Metachromatic leukodystrophy (MLD) is an autosomal recessive lysosomal storage disorder caused by an insufficiency of the enzyme arylsulfatase A. Patients with decreased arylsulfatase A activity have elevated urinary sulfatides and metachromatic sulfatide containing lipid deposits in their brain and nervous tissue. Development is normal until the onset of symptoms, which include progressive loss of motor function, neurological deterioration, behavioral changes, seizures, and MRI changes. The age of onset varies between forms and ranges from early childhood (late infantile MLD, approximately 50-60% of cases), to childhood (juvenile MLD, approximately 20-30% of cases), to adulthood (adult MLD, approximately 15-20% of cases). The age of onset is usually similar within a family, though exceptions have been reported.
All three forms of MLD are caused by mutations in the ARSA gene. Mutations that result in no enzyme activity are called I alleles while mutations that result in some residual enzyme activity are called A alleles. Pseudodeficiency mutations, called Pd alleles, which result in lower enzyme activity but are not disease-causing have been described. Diagnostic sequencing analysis of the ARSA gene coding region is available for patients with metachromatic leukodystrophy and their at-risk relatives on a clinical basis.
For questions about testing for MLD, call EGL Genetics at (470) 378-2200 or (855) 831-7447. For further clinical information about lysosomal storage diseases, including management and treatment, call the Emory Lysosomal Storage Disease Center at (404) 778-8565 or (800) 200-1524.
1). Bertelli, M., S. Gallo, A. Buda, S. Cecchin, A. Fabbri, C. Lapucci, G. Andrighetto, V. Sidoti, L. Lorusso, and M. Pandolfo, Novel mutations in the arylsulfatase A gene in eight Italian families with metachromatic leukodystrophy. J Clin Neurosci, 2006. 13(4): p. 443-8.
2). Berna, L., V. Gieselmann, H. Poupetova, M. Hrebicek, M. Elleder, and J. Ledvinova, Novel mutations associated with metachromatic leukodystrophy: phenotype and expression studies in nine Czech and Slovak patients. Am J Med Genet A, 2004. 129(3): p. 277-81.

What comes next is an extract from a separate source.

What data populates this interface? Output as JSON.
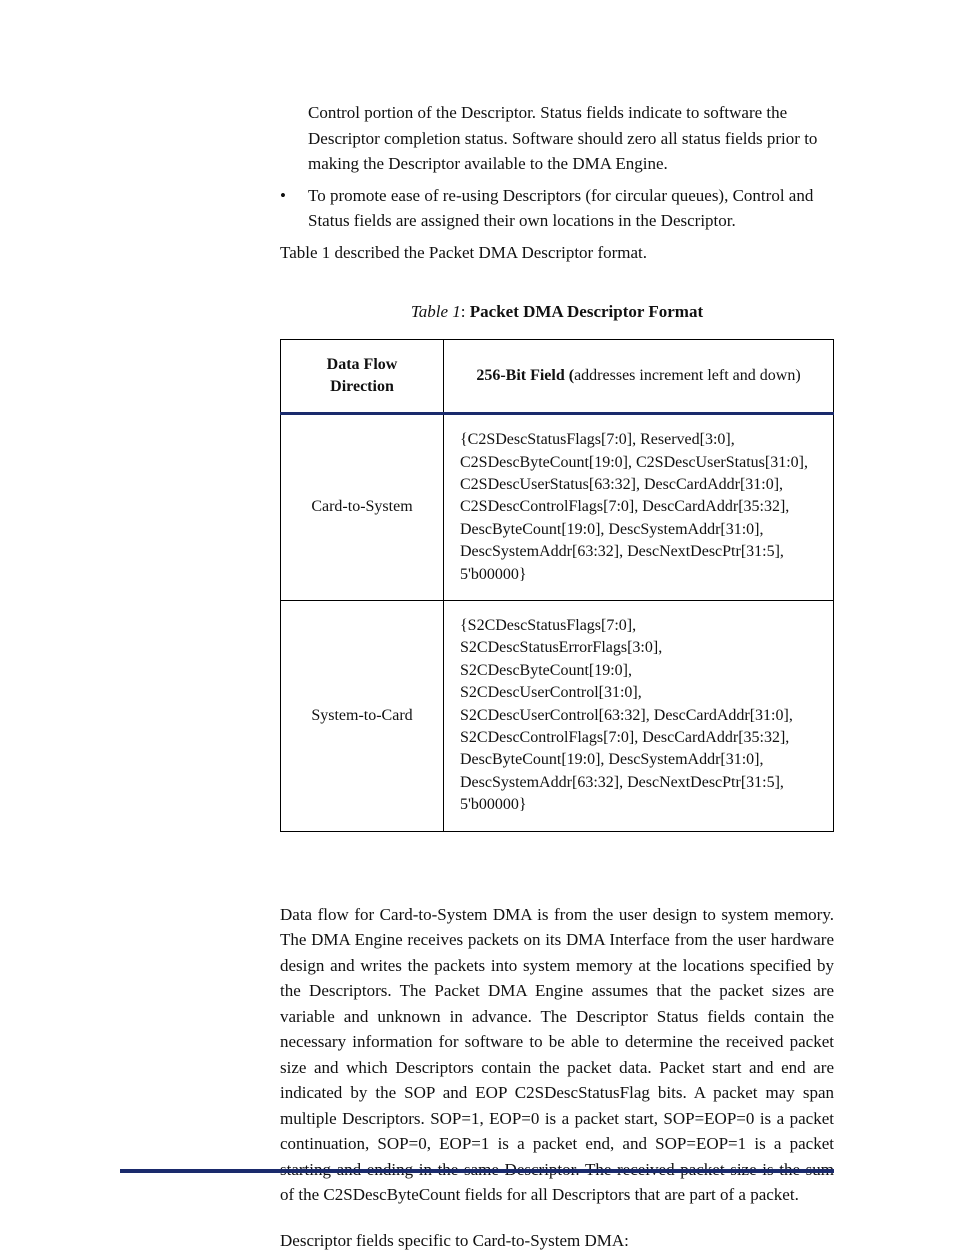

3). Gort, L., M.J. Coll, and A. Chabas, Identification of 12 novel mutations and two new polymorphisms in the arylsulfatase A gene: haplotype and genotype-phenotype correlation studies in Spanish metachromatic leukodystrophy patients. Hum Mutat, 1999. 14(3): p. 240-8.
4). Holve, S., D. Hu, and S.E. McCandless, Metachromatic leukodystrophy in the Navajo: fallout of the American-Indian wars of the nineteenth century. Am J Med Genet, 2001. 101(3): p. 203-8.
- Confirmation of a clinical diagnosis of metachromatic leukodystrophy.
- Prenatal testing for known familial mutation.
- Assessment of carrier status in high risk family members known mutation analysis.
Infants and Young Children (<2 years of age): 2-3 ml
Children > 2 years of age to 10 years old: 3-5 ml
Older Children & Adults: 5-10 ml
Autopsy: 2-3 ml unclotted cord or cardiac blood
Isolation using the Perkin Elmer™Chemagen™ Chemagen™ Automated Extraction method or Qiagen™ Puregene kit for DNA extraction is recommended.
- Arylsulfatase A Enzyme Assay is available for diagnosis.
- Lysosomal Enzyme Screening Panel is available to assess for 13 lysosomal storage diseases.
- Mutation Analysis for Pseudodeficiency Allele may be available upon request.
- Known Mutation Analysis (KM) is available to test family members.
- Prenatal testing is available for known familial mutations only. Please call the Laboratory Genetic Counselor for specific requirements for prenatal testing before collecting a fetal sample.